"We the undersigned petition the Prime Minister to Change the currently laws which exclude home educated children from free access to G.C.S.E's. We feel that the government is failing home educated children by not allowing them free and easy access to G.C.S.E's, unless they attend full time government run establishments. This is denying a vast amount of home educated children their basic right to educational qualifications. We feel home educated children should be allowed to sit exams and have course work verified free of charge, like other children who attend school. We feel that forcing parents to pay for these exams is socially discriminating home educated children from the work place and higher education."

Tuesday, July 03, 2007

Lorna Wing

To listen to an interview with Lorna Wing about ASDs click here.

On The News

Sowing seeds of outdoor learning
"Learning shouldn't just take place in the classroom - it takes place all the time, in the world around us," said Mr Knight, the Schools Minister

Learning Outside the Classroom Manifesto
"Learning outside the classroom is about... a powerful approach to learning in which direct experience is of prime importance. This is not only about what we learn but importantly how and where we learn."

Homeschoolers Are at Home at Harvard

Sunday, July 01, 2007

Buddhist Education

Some thoughts on education by Bhikkhu Bodhi:

Ideally, education is the principal tool of human growth. Yet everywhere today, both in the developed world and the developing world, we can see that formal education is in serious trouble. Classroom instruction has become so routinized and pat that children often consider school an exercise in patience rather than an adventure in learning. Even the brightest and most conscientious students easily become restless, and for many the only attractive escape routes lie along the dangerous roads of drugs, sexual experimentation, and outbursts of senseless violence. Teachers too find themselves in a dilemma, dissatisfied with the system which they serve but unable to see a meaningful alternative to it.

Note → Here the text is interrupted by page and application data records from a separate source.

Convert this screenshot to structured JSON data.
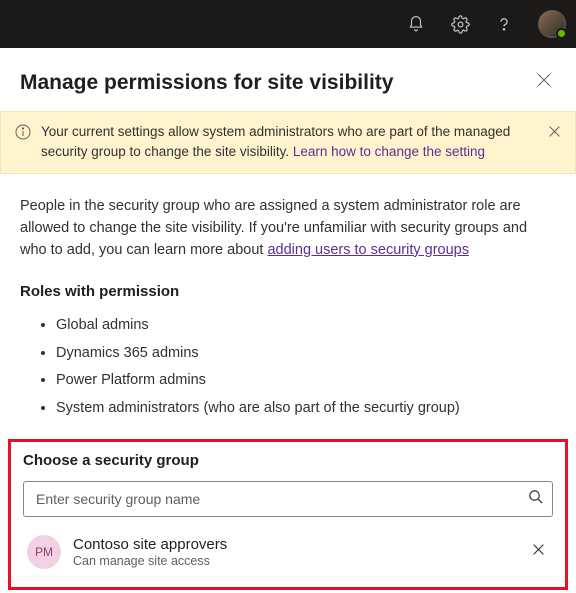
{
  "panel": {
    "title": "Manage permissions for site visibility"
  },
  "banner": {
    "text_before": "Your current settings allow system administrators who are part of the managed security group to change the site visibility. ",
    "link_text": "Learn how to change the setting"
  },
  "intro": {
    "text_before": "People in the security group who are assigned a system administrator role are allowed to change the site visibility. If you're unfamiliar with security groups and who to add, you can learn more about ",
    "link_text": "adding users to security groups"
  },
  "roles_heading": "Roles with permission",
  "roles": [
    "Global admins",
    "Dynamics 365 admins",
    "Power Platform admins",
    "System administrators (who are also part of the securtiy group)"
  ],
  "group_picker": {
    "heading": "Choose a security group",
    "placeholder": "Enter security group name",
    "selected": {
      "initials": "PM",
      "name": "Contoso site approvers",
      "subtitle": "Can manage site access"
    }
  }
}
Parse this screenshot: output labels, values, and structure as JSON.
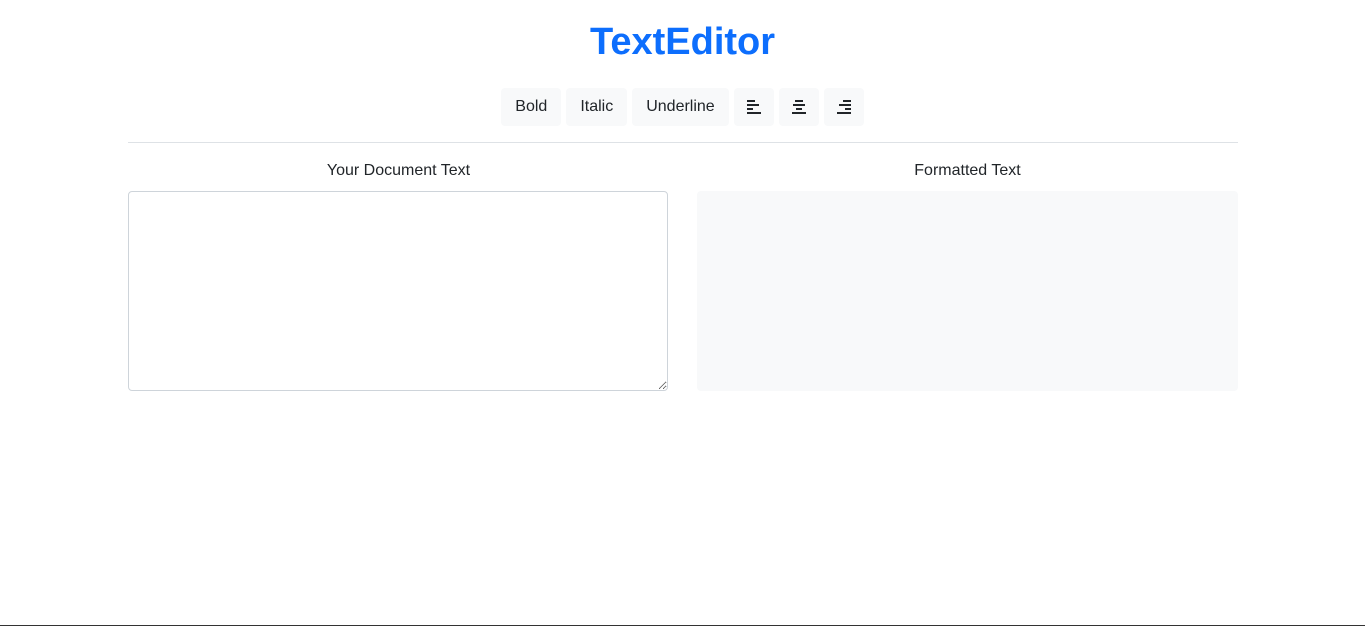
{
  "app": {
    "title": "TextEditor",
    "accent_color": "#0d6efd"
  },
  "toolbar": {
    "bold_label": "Bold",
    "italic_label": "Italic",
    "underline_label": "Underline",
    "align_left_icon": "align-left-icon",
    "align_center_icon": "align-center-icon",
    "align_right_icon": "align-right-icon"
  },
  "editor": {
    "label": "Your Document Text",
    "value": "",
    "placeholder": ""
  },
  "preview": {
    "label": "Formatted Text",
    "content": ""
  }
}
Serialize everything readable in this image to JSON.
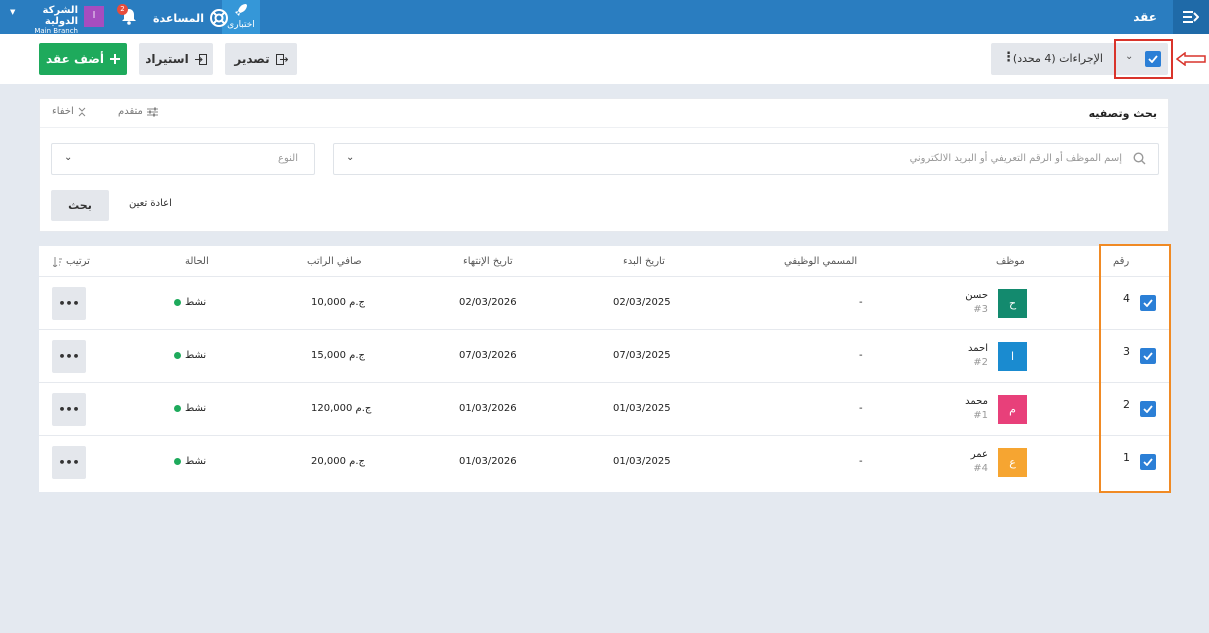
{
  "topbar": {
    "page_title": "عقد",
    "beta_label": "اختبارى",
    "help_label": "المساعدة",
    "notifications_count": "2",
    "user_initial": "ا",
    "company_name": "الشركة الدولية",
    "branch_name": "Main Branch"
  },
  "actions": {
    "add_label": "أضف عقد",
    "import_label": "استيراد",
    "export_label": "تصدير",
    "bulk_label": "الإجراءات (4 محدد)"
  },
  "filter": {
    "title": "بحث وتصفيه",
    "advanced_label": "متقدم",
    "hide_label": "اخفاء",
    "search_placeholder": "إسم الموظف أو الرقم التعريفي أو البريد الالكتروني",
    "type_placeholder": "النوع",
    "search_button": "بحث",
    "reset_button": "اعادة تعين"
  },
  "table": {
    "headers": {
      "number": "رقم",
      "employee": "موظف",
      "job_title": "المسمي الوظيفي",
      "start_date": "تاريخ البدء",
      "end_date": "تاريخ الإنتهاء",
      "net_salary": "صافي الراتب",
      "status": "الحالة",
      "sort": "ترتيب"
    },
    "rows": [
      {
        "num": "4",
        "name": "حسن",
        "code": "#3",
        "initial": "ح",
        "color": "#138a6e",
        "job": "-",
        "start": "02/03/2025",
        "end": "02/03/2026",
        "salary": "10,000 ج.م",
        "status": "نشط",
        "more": "•••"
      },
      {
        "num": "3",
        "name": "احمد",
        "code": "#2",
        "initial": "ا",
        "color": "#1a8bd0",
        "job": "-",
        "start": "07/03/2025",
        "end": "07/03/2026",
        "salary": "15,000 ج.م",
        "status": "نشط",
        "more": "•••"
      },
      {
        "num": "2",
        "name": "محمد",
        "code": "#1",
        "initial": "م",
        "color": "#e8407a",
        "job": "-",
        "start": "01/03/2025",
        "end": "01/03/2026",
        "salary": "120,000 ج.م",
        "status": "نشط",
        "more": "•••"
      },
      {
        "num": "1",
        "name": "عمر",
        "code": "#4",
        "initial": "ع",
        "color": "#f6a531",
        "job": "-",
        "start": "01/03/2025",
        "end": "01/03/2026",
        "salary": "20,000 ج.م",
        "status": "نشط",
        "more": "•••"
      }
    ]
  },
  "colors": {
    "topbar": "#2a7dc0",
    "primary_green": "#1eaa5c",
    "checkbox_blue": "#2b7fd6",
    "highlight_red": "#d9342b",
    "highlight_orange": "#f08a24"
  }
}
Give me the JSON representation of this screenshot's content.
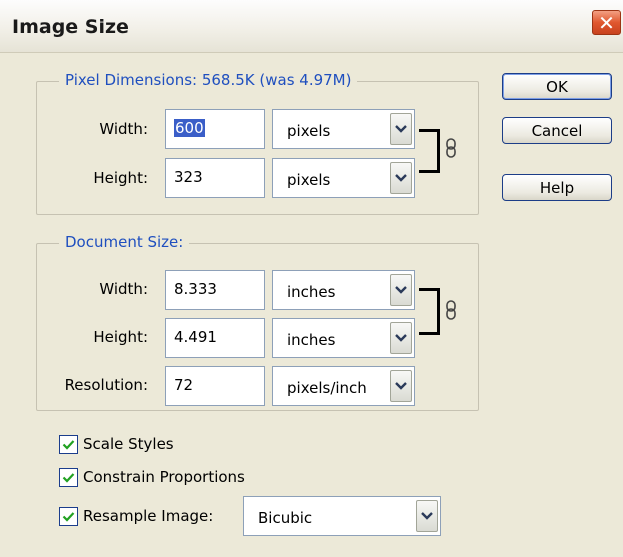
{
  "dialog": {
    "title": "Image Size",
    "close_icon": "close-x-icon"
  },
  "pixel_dimensions": {
    "legend": "Pixel Dimensions:  568.5K (was 4.97M)",
    "width_label": "Width:",
    "width_value": "600",
    "width_unit": "pixels",
    "height_label": "Height:",
    "height_value": "323",
    "height_unit": "pixels",
    "link_icon": "chain-link-icon"
  },
  "document_size": {
    "legend": "Document Size:",
    "width_label": "Width:",
    "width_value": "8.333",
    "width_unit": "inches",
    "height_label": "Height:",
    "height_value": "4.491",
    "height_unit": "inches",
    "resolution_label": "Resolution:",
    "resolution_value": "72",
    "resolution_unit": "pixels/inch",
    "link_icon": "chain-link-icon"
  },
  "buttons": {
    "ok": "OK",
    "cancel": "Cancel",
    "help": "Help"
  },
  "options": {
    "scale_styles": {
      "label": "Scale Styles",
      "checked": true
    },
    "constrain_proportions": {
      "label": "Constrain Proportions",
      "checked": true
    },
    "resample_image": {
      "label": "Resample Image:",
      "checked": true,
      "method": "Bicubic"
    }
  },
  "colors": {
    "legend_text": "#1f4fbf",
    "dialog_bg": "#ece9d8",
    "close_button": "#e0582f"
  }
}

One major reason for this sad state of affairs is a loss of vision regarding the proper aims of education. The word "education" literally means "to bring forth," which indicates that the true task of this process is to draw forth from the mind its innate potential for understanding. The urge to learn, to know and comprehend is a basic human trait, as intrinsic to our minds as hunger and thirst are to our bodies. In today's turbulent world, however, this hunger to learn is often deformed by the same moral twists that afflict the wider society. Indeed, just as our appetite for wholesome food is exploited by the fast-food industry with tasty snacks devoid of nutritional value, so in our schools the minds of the young are deprived of the nutriment they need for healthy growth. In the name of education the students are passed through courses of standardized instruction intended to make them efficient servants of a demeaning social system.

A major cause of our educational problems lies in the "commercialization" of education. The industrial growth model of society demands that the educational system prepare students to become productive citizens in an economic order governed by the drive to maximize profits. Such a conception of the aim of education is quite different from that consistent with Buddhist principles.